The former American studies chair will take a year’s sabbatical before returning to the classroom.
By Ruth Steinhardt
After more than four years as deputy provost for academic affairs at the George Washington University, Terry Murphy will take a yearlong sabbatical before returning to the classroom as a professor of American studies.
As deputy provost, Dr. Murphy’s portfolio included the offices of international strategy, institutional research and academic planning, as well as most academic programs on the Mount Vernon Campus. She also oversaw the George Washington University Museum and The Textile Museum, which was created only shortly before her appointment as deputy provost. She oversaw major initiatives including a broad reconsideration of the residential student experience and the appointment of Elizabeth Chacko as associate provost for special programs and the Mount Vernon academic experience.
“From my first day as provost, Terry has been one of my strongest partners and a valued member of the senior leadership team,” Provost M. Brian Blake said. “She has worked to support our core academic mission and has expertly led the recent academic planning efforts as part of the university’s Back to Campus Initiative. I am grateful for her dedicated service to the university, which improved the academic experience for students, deans and faculty. It has been a true privilege to work with her."
In 2019, Dr. Murphy began working with GW Libraries and Academic Innovation (GWLAI) to create an instructional continuity plan to enable faculty to teach from a distance if necessary. The timing would prove to be fortuitous.
“We wanted our faculty to be able to switch over to instruction online in the event of something happening—at the time we were thinking of a snowstorm,” Dr. Murphy said. “That’s not something we could’ve done 10 years ago, because we literally didn’t have the technological capabilities, but it was clear we did now.”
She, the GWLAI team and various associate deans began the project, developing training plans and creating teaching tools that faculty could opt into as part of a gradual, collective upgrade in technical skill.
But a few months later, it became clear that the COVID-19 pandemic would be more disruptive than any snowstorm.
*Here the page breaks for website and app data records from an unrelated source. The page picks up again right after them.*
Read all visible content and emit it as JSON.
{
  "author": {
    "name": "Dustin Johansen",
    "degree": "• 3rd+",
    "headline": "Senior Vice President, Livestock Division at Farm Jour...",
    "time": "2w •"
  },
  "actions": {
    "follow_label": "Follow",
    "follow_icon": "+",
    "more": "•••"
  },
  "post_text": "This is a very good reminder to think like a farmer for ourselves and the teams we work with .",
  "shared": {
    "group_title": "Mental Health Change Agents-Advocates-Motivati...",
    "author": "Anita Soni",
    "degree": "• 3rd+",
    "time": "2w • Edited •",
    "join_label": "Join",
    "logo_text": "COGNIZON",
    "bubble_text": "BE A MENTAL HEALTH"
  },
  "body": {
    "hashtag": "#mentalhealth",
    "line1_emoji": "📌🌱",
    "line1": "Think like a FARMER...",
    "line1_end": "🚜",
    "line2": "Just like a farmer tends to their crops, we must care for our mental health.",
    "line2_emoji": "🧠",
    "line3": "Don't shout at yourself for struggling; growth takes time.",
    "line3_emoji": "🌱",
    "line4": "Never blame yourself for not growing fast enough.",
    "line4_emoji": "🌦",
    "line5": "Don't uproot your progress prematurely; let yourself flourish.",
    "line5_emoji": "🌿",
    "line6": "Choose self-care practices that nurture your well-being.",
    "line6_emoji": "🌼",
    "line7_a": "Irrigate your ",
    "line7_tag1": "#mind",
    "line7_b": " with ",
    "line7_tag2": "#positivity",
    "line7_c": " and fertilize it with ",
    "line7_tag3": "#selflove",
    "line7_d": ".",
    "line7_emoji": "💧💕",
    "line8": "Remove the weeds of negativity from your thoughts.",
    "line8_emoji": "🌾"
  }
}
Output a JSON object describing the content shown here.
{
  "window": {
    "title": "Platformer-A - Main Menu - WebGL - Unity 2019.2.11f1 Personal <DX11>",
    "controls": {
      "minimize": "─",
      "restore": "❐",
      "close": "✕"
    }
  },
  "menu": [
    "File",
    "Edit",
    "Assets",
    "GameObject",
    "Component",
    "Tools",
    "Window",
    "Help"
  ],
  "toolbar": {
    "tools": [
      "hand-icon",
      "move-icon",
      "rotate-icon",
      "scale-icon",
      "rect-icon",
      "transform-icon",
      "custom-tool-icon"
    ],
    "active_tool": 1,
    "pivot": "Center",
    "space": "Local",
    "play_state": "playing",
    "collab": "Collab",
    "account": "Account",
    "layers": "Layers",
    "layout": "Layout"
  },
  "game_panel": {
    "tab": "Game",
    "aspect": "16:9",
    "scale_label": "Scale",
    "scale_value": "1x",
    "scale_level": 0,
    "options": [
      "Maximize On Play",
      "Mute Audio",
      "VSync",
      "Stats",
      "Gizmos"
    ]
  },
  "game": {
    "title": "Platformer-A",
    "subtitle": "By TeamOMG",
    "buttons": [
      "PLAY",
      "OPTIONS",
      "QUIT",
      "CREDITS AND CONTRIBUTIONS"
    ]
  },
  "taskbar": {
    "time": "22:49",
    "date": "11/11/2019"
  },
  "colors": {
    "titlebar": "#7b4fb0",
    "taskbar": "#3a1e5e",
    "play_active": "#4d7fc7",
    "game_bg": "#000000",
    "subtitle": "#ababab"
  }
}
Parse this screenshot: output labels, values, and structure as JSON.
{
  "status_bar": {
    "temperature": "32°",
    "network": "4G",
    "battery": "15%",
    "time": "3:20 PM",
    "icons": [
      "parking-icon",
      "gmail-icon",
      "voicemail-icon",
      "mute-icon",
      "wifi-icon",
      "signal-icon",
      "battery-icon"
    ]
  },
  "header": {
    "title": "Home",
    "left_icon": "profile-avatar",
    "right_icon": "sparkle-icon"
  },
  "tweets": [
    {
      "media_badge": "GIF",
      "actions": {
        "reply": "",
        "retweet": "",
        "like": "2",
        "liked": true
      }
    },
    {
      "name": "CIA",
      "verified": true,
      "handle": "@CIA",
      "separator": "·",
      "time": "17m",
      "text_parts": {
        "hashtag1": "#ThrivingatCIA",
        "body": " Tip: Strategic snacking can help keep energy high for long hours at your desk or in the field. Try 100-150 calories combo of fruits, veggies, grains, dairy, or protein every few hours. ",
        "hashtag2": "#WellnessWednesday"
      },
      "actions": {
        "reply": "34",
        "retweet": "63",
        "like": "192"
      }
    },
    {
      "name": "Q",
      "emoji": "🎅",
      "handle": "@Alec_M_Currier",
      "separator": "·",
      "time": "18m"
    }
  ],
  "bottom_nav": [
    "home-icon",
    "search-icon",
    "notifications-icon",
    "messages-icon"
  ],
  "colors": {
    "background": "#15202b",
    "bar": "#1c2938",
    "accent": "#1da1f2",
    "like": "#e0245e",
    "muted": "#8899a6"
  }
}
Gradual adjustment was no longer an option.
“We had to tell the faculty that this was no longer a drill—by the end of spring break, they had to be teaching online,” Dr. Murphy said. “What had been offered as kind of an amenity became a requirement. Fortunately, those videos and workshops had been finished just a few months before the coronavirus struck.”
Dr. Murphy points to GW’s increased retention rates during her tenure as a point of pride and a collaborative success.
“That wasn’t just an academic affairs issue, it also has to do with residential life and financial aid and many other offices, but to the extent that I participated in it, I’m very proud,” she said. “A lot of what helps students to succeed is beyond the classroom, and I was proud to develop ties with my colleagues in student life around our shared mission for student success.”
Dr. Murphy joined the GW faculty in 1992 and eventually served as chair of the Department of American Studies. She discovered an aptitude for administration in 2010 while chairing the committee to revamp CCAS’s general education requirements.
“On the one hand, it was an intellectual project, where you consider the nature of higher education—what do we want from education? What range of intellectual skills do we want students to have?” she said. “On the other hand, it was very practical, because we had to pull together a lot of constituencies with very different practical needs and issues. Taking intellectual interests and working them out with real people and real institutions—it was that problem-solving that got me hooked.”
She became senior associate dean of the Columbian College of Arts and Sciences in 2014, where she helped lead GW’s integration with the Corcoran School of the Arts and Design, a challenge she looks back on as one of her most rewarding.
“That was a project that pulled everyone together, from the Office of General Counsel to facilities to academics, which was one of the things I’ve liked most about my jobs both in the dean’s office and the provost’s office, working with so many stakeholders from across the university,” she said.
Dr. Murphy is a noted scholar on the relationship between gender and culture in the late 18th and early 19th centuries. But when she returns to the classroom in 2021, she wants to broaden her classroom horizons to include the problems she’s wrestled with as a university administrator. Ideally, she said, she’d like to teach a class that asks the very basic question: What is the meaning of college?
“I know students don’t necessarily think about it, and even faculty tend to think about it mostly through the lens of their own disciplines,” she said. “We need to recognize the value of the intellectual skills that students are learning, but also the kind of transformative experiences that come out of being in a residential academic environment. That’s what I would like to focus on in my research and my teaching when I come back. I think it’s going to allow me to continue to work with the people I’ve worked with for the past 10 years in administration and across disciplines. I don’t want to be siloed.”